### TASK INSTRUCTIONS
Take the records below and copy them exactly.

### DATA IN THIS EXERCISE
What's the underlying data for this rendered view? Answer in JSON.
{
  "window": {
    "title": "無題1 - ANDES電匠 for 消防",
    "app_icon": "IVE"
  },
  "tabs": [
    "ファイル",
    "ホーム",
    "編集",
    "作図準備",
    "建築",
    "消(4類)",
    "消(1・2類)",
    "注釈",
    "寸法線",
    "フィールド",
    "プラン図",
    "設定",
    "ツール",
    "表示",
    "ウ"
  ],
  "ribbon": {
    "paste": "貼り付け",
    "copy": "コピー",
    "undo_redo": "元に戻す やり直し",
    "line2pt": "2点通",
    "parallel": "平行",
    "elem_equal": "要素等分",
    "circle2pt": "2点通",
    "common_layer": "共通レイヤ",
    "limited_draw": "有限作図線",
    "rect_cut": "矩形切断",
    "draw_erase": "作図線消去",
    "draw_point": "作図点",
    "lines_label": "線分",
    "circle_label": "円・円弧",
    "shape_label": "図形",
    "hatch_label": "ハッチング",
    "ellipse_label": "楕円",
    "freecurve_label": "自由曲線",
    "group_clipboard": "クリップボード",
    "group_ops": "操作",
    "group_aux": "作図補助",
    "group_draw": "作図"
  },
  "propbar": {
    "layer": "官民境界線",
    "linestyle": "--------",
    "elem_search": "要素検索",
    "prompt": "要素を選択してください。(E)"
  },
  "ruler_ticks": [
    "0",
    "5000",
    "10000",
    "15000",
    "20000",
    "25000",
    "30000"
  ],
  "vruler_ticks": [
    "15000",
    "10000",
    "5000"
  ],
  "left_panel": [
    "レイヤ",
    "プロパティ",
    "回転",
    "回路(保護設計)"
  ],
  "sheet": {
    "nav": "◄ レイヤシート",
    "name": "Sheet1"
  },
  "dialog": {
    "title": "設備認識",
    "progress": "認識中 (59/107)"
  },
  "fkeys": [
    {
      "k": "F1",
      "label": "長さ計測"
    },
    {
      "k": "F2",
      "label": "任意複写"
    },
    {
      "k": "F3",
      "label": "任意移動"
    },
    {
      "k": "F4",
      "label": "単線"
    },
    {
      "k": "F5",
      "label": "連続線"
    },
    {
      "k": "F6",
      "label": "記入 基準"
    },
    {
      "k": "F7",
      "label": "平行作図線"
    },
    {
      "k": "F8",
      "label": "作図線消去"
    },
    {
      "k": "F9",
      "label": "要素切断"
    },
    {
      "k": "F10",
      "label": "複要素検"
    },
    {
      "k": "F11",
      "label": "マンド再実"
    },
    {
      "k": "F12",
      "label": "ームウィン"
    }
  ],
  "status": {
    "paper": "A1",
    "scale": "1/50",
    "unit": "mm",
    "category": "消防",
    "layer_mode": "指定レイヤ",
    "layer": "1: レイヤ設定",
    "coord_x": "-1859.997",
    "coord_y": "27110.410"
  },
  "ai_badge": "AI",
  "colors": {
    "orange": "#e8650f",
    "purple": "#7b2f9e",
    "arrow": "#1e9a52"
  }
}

### RESPONSE BOX
What's the underlying data for this rendered view? Answer in JSON.
{
  "window": {
    "title": "無題1 - ANDES電匠 for 消防",
    "app_icon": "IVE"
  },
  "tabs": [
    "ファイル",
    "ホーム",
    "編集",
    "作図準備",
    "建築",
    "消(4類)",
    "消(1・2類)",
    "注釈",
    "寸法線",
    "フィールド",
    "プラン図",
    "設定",
    "ツール",
    "表示",
    "ウ"
  ],
  "ribbon": {
    "paste": "貼り付け",
    "copy": "コピー",
    "undo_redo": "元に戻す やり直し",
    "line2pt": "2点通",
    "parallel": "平行",
    "elem_equal": "要素等分",
    "circle2pt": "2点通",
    "common_layer": "共通レイヤ",
    "limited_draw": "有限作図線",
    "rect_cut": "矩形切断",
    "draw_erase": "作図線消去",
    "draw_point": "作図点",
    "lines_label": "線分",
    "circle_label": "円・円弧",
    "shape_label": "図形",
    "hatch_label": "ハッチング",
    "ellipse_label": "楕円",
    "freecurve_label": "自由曲線",
    "group_clipboard": "クリップボード",
    "group_ops": "操作",
    "group_aux": "作図補助",
    "group_draw": "作図"
  },
  "propbar": {
    "layer": "官民境界線",
    "linestyle": "--------",
    "elem_search": "要素検索",
    "prompt": "要素を選択してください。(E)"
  },
  "ruler_ticks": [
    "0",
    "5000",
    "10000",
    "15000",
    "20000",
    "25000",
    "30000"
  ],
  "vruler_ticks": [
    "15000",
    "10000",
    "5000"
  ],
  "left_panel": [
    "レイヤ",
    "プロパティ",
    "回転",
    "回路(保護設計)"
  ],
  "sheet": {
    "nav": "◄ レイヤシート",
    "name": "Sheet1"
  },
  "dialog": {
    "title": "設備認識",
    "progress": "認識中 (59/107)"
  },
  "fkeys": [
    {
      "k": "F1",
      "label": "長さ計測"
    },
    {
      "k": "F2",
      "label": "任意複写"
    },
    {
      "k": "F3",
      "label": "任意移動"
    },
    {
      "k": "F4",
      "label": "単線"
    },
    {
      "k": "F5",
      "label": "連続線"
    },
    {
      "k": "F6",
      "label": "記入 基準"
    },
    {
      "k": "F7",
      "label": "平行作図線"
    },
    {
      "k": "F8",
      "label": "作図線消去"
    },
    {
      "k": "F9",
      "label": "要素切断"
    },
    {
      "k": "F10",
      "label": "複要素検"
    },
    {
      "k": "F11",
      "label": "マンド再実"
    },
    {
      "k": "F12",
      "label": "ームウィン"
    }
  ],
  "status": {
    "paper": "A1",
    "scale": "1/50",
    "unit": "mm",
    "category": "消防",
    "layer_mode": "指定レイヤ",
    "layer": "1: レイヤ設定",
    "coord_x": "-1859.997",
    "coord_y": "27110.410"
  },
  "ai_badge": "AI",
  "colors": {
    "orange": "#e8650f",
    "purple": "#7b2f9e",
    "arrow": "#1e9a52"
  }
}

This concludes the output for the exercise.